Inspired by the survivors of mass shootings around the country, locals showed their support for gun control this weekend by walking in March for Our Lives events Saturday in Washington, D.C., and New York City.
March for Our Lives was organized by students from Marjory Stoneman Douglas High School in Parkland, Fla., who survived a mass shooting on Feb. 14. Seventeen students and educators were killed there that day.
Over 800 protests were planned in all 50 states, as well as on every continent except Antarctica, The New York Times reported.
The Southold Democrats chartered a bus for about 40 East Enders who are passionate about gun reform to travel to Washington, where they marched with over 850,000 people from across the country.
“We kind of wanted to go to the source, to the root of the movement,” said Mackenzie Daly, a senior at Mattituck High School. “I think it’s so monumental to be on politicians’ front lawns, the people who are failing us, to be there and for them to hear our chants in their offices. That’s something so special.”
Among the most notable speakers at the march in D.C. was Stoneman Douglas High School senior Emma González.
Her speech and a period of silence lasted 6 minutes and 20 seconds — the same amount of time it took for 17 of her classmates and teachers to be killed with an AR-15.
For Mackenzie, who boarded the bus around 4:30 Saturday morning with three of her closest friends, Emma’s speech was the most impactful.
“She’s such an empowering young woman,” Mackenzie said. “It was so poignant to see her speak and be in the same area as her.”
Other speakers included Yolanda King, granddaughter of the Rev. Martin Luther King Jr. and Coretta Scott King.
Mattituck sophomore Jillian Orr, who made the trip to D.C. with her mom, said, “Instead of just seeing it on the news like you would see any other tragedy or any other headline, it was like you were living it. Because these children did live it and many of them described their experience.

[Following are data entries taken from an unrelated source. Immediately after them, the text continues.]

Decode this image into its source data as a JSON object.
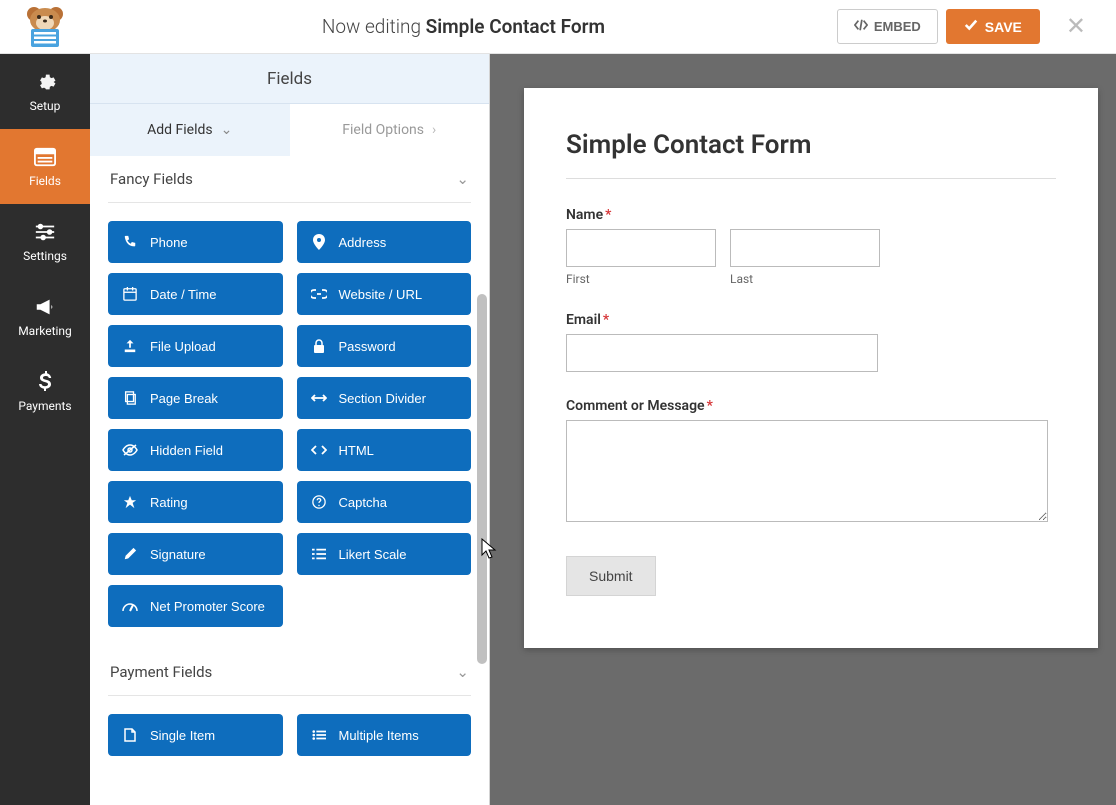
{
  "header": {
    "editing_prefix": "Now editing",
    "form_name": "Simple Contact Form",
    "embed_label": "EMBED",
    "save_label": "SAVE"
  },
  "sidebar": {
    "items": [
      {
        "label": "Setup",
        "icon": "gear"
      },
      {
        "label": "Fields",
        "icon": "form"
      },
      {
        "label": "Settings",
        "icon": "sliders"
      },
      {
        "label": "Marketing",
        "icon": "bullhorn"
      },
      {
        "label": "Payments",
        "icon": "dollar"
      }
    ],
    "active_index": 1
  },
  "fields_panel": {
    "title": "Fields",
    "tabs": {
      "add": "Add Fields",
      "options": "Field Options"
    },
    "sections": {
      "fancy": {
        "title": "Fancy Fields",
        "items": [
          {
            "label": "Phone",
            "icon": "phone"
          },
          {
            "label": "Address",
            "icon": "map-marker"
          },
          {
            "label": "Date / Time",
            "icon": "calendar"
          },
          {
            "label": "Website / URL",
            "icon": "link"
          },
          {
            "label": "File Upload",
            "icon": "upload"
          },
          {
            "label": "Password",
            "icon": "lock"
          },
          {
            "label": "Page Break",
            "icon": "files"
          },
          {
            "label": "Section Divider",
            "icon": "arrows-h"
          },
          {
            "label": "Hidden Field",
            "icon": "eye-slash"
          },
          {
            "label": "HTML",
            "icon": "code"
          },
          {
            "label": "Rating",
            "icon": "star"
          },
          {
            "label": "Captcha",
            "icon": "question-circle"
          },
          {
            "label": "Signature",
            "icon": "pencil"
          },
          {
            "label": "Likert Scale",
            "icon": "list"
          },
          {
            "label": "Net Promoter Score",
            "icon": "tachometer"
          }
        ]
      },
      "payment": {
        "title": "Payment Fields",
        "items": [
          {
            "label": "Single Item",
            "icon": "file-o"
          },
          {
            "label": "Multiple Items",
            "icon": "list-ul"
          }
        ]
      }
    }
  },
  "preview": {
    "form_title": "Simple Contact Form",
    "name_label": "Name",
    "first_sub": "First",
    "last_sub": "Last",
    "email_label": "Email",
    "comment_label": "Comment or Message",
    "submit_label": "Submit"
  }
}
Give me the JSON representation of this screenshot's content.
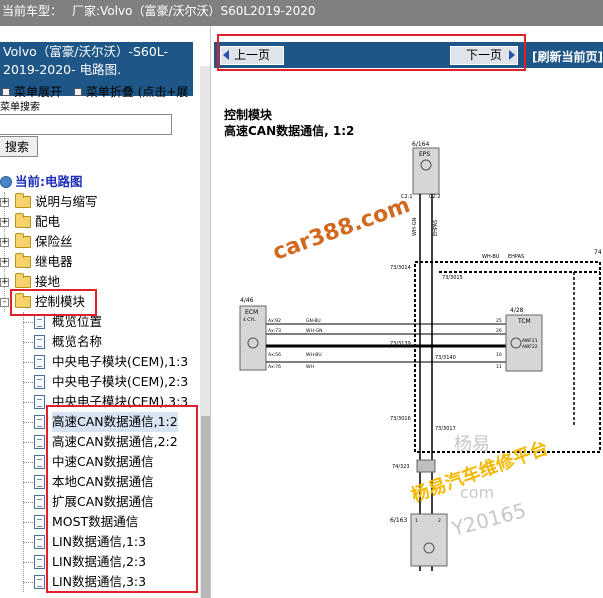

It touching and a little bit painful too to know they had to live through this.”
Greenport resident Jim Shaw echoed Jillian’s comments, calling the trip an “emotional experience.”
“The speakers really impressed me because it was truly all about the kids,” he said. “You can’t be in a crowd of people that size, hearing these stories of these children’s experiences of huddling in classrooms while this person is outside in the hallway killing their friends, without crying.”
Many agreed that the focus of the day was the students, since that’s who many are trying to protect by lobbying for stricter gun laws.
Congressman Lee Zeldin said in a statement that he supports banning bump stocks, fixing the National Criminal Instant Background Check System and “ensuring lunatics manifesting violent criminal intentions to murder with firearms have access to none.”
He also said he introduced the Protect America Act of 2015, a bill that is aimed at preventing terrorists from acquiring firearms and explosives, and voted in favor of the STOP School Violence Act. Mr. Zeldin has received thousands of dollars in contributions from the National Rifle Association.
“The more people of all ages participating in our great American process the better,” Mr. Zeldin said.
South Jamesport resident Gretchen Renner took the bus to D.C. to march with her 13-year-old daughter, Kate.
“It was a great experience and it was worth the drive,” said Ms. Renner. “Kate is very outspoken. I think she benefits from the experience of the rally and learning that she has a strength in her voice.”
Ms. Renner said she carried a sign saying, “We have your back. We will help you.”
“That’s why we went,” she said. “I wanted the kids to know we have their back. It’s really all about the kids.”
Owen Searl of Mattituck, 11, attended the March For Our Lives event in New York City Saturday, and was moved by the number of people there and the message they were sending.
“I think it’s so great what people are doing to help stop gun violence,” said Owen, a sixth-grader at Peconic Community School. “I think kids are going to make the difference.”
Owen wanted to send a message to the Parkland school shooting victims and survivors that he stands with them and that this should never have happened.
“One of my favorite parts was when we were going past Trump Tower and everyone was just so alive,” Owen said.
“What we were doing right then and there, it felt like we were definitely going to make a difference.”
Photo caption: Mattituck students (from left) Joy Davis, Alex Bellavilla, Martha Terry and Mackenzie Daly at Saturday’s March for our Lives in Washington, D.C. (Courtesy photo)